I was listening to a conversation between N.T. Wright and Kate Bowler on her “Everything Happens” podcast this week, and the closing image they were discussing won’t leave me:
Jesus asleep in the bottom of a boat.
Blackness, waves, the plummeting of a hull with fishermen inside, and here is a man asleep. Here is God asleep.
Storms on all sides seem to be buffeting the world these days, and I find myself asking, much as I did in my long months of fever and fog, “How long, O Lord? Are you asleep? Why are you letting everything toss in the wind?” Or, to go even further back in the biblical narrative to the children of Israel who asked God after Egypt, “Did you bring us all this way just to die in the desert?”
We came all this way — out on a limb, out in a boat too far from land — and are we now stranded?
And it is here I will end the self-focus because I just wrote the word “Israel,” a country, of course, that is enduring unspeakable horrors.

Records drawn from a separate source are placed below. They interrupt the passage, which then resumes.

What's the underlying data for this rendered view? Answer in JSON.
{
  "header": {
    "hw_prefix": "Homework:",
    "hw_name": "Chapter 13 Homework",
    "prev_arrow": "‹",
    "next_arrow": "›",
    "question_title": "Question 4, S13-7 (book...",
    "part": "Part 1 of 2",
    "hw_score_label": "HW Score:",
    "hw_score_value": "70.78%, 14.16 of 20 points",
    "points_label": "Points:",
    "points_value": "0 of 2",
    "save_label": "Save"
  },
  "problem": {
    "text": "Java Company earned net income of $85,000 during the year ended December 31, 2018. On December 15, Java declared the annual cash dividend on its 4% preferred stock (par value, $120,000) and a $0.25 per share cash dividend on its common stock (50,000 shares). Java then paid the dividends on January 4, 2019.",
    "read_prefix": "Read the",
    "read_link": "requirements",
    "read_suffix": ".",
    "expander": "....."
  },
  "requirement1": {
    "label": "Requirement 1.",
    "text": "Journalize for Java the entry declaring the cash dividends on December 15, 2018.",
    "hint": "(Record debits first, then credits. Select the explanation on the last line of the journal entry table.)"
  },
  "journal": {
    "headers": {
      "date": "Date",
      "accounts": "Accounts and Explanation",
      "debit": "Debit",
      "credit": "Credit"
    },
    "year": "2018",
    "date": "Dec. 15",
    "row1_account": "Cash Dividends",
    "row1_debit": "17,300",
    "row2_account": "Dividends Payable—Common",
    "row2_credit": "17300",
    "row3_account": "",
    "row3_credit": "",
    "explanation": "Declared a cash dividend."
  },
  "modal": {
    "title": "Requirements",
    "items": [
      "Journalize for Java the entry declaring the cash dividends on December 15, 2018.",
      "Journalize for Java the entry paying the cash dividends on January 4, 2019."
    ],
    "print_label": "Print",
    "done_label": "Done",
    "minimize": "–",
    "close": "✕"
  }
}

This is a nation screaming on a massive scale to the God asleep in the boat.
Yelling in a storm is not an activity the Bible prohibits. Even when Job was accusing God of some scary and blasphemous things, God proclaims that in all of Job’s railing he hadn’t crossed a line. And even after the disciples accuse Jesus of not caring about them, Jesus wakes up and calms the storm. Eventually God answers, eventually God intervenes, eventually God wakes up — and he doesn’t hold our anger against us.
And the short answer, at least according to the story of Jesus, is “No.” God hasn't stranded us in the meantime. God doesn’t need to buy time while he works the problem. He is not indifferent. He’s not rushed or flustered. He’s just, well, “sleeping,” in a sense. For some reason. So vast are the purposes of God, so competent and sure, that sleep comes easy.
Maybe in this sense, the image of Jesus asleep in the boat is a comforting picture, and not an offensive image. If God can sleep, maybe I can sleep, too.
A more extended rationale for comfort could be put like this: here’s God — here’s Jesus — and he’s come down into squalor and hostility of this world, and he lived in its vice clamp for decades while responding only in love; and after years of this unbelievably difficult sacrifice, he is ultimately brutalized and killed for the eternal peace of those who had always hated him. The fact that he’s in the boat in the first place at all says something that’s key. He may be asleep, but he’s here, just an arm’s length away. And he’s in danger, too, as he lies sleeping, vulnerable to all my accusations and assumptions and violence.
He came. He suffered. He didn’t choose to explain everything. And yes, sometimes he sleeps.
Will this same Jesus forget us? Lose interest? Drop the ball? It’s wildly irrational given the cross. The life and death of Jesus must be made to tower over every last problem in our lives or we’re not seeing things consistently, holistically, historically, rationally. It should be the controlling fact. This kind of love is actually kind of frightening. It almost can’t be called love. It’s something beyond it, a nuclear devotion outside of our categories.
As N.T. Wright said (also in the podcast), tears can become a lens for seeing most clearly. We can’t look at our own terrible situations and thorns with stoic, rational detachment and hope to have an accurate picture of things. We are human, after all. We see the better part of reality when we look through our own tears — at both the heart-rending beauty of what Jesus did and the ugly truths of our various heartaches. It’s both/and. We can see in the fullest colors and sharpest contrasts and most detailed clarity only when our tears keep up alongside the rationales-made-vivid of our faith. Only tears bend the light so we can see that even after our very real storms and deaths and disappointments that drag on way beyond what seems bearable, God will rise, and that he hasn’t left us alone.
We can be both be offended and comforted by the idea of God asleep in a boat. I am. I want him to wake up and respond, but I’m also thrilled he can sleep. The dichotomy is intentional. I don’t think he makes us choose which way to feel.
ABOUT THE AUTHOR
Julie K. Rhodes the author of the newest book, Chronic Grace, lives in Fort Worth, TX, with her husband Gordon and two teenage kids Drew and Maddie, plus pug Eloise ("The Eyeballs."). She performs regularly on stages all over Dallas-Fort Worth area and has multiple film and commercial credits.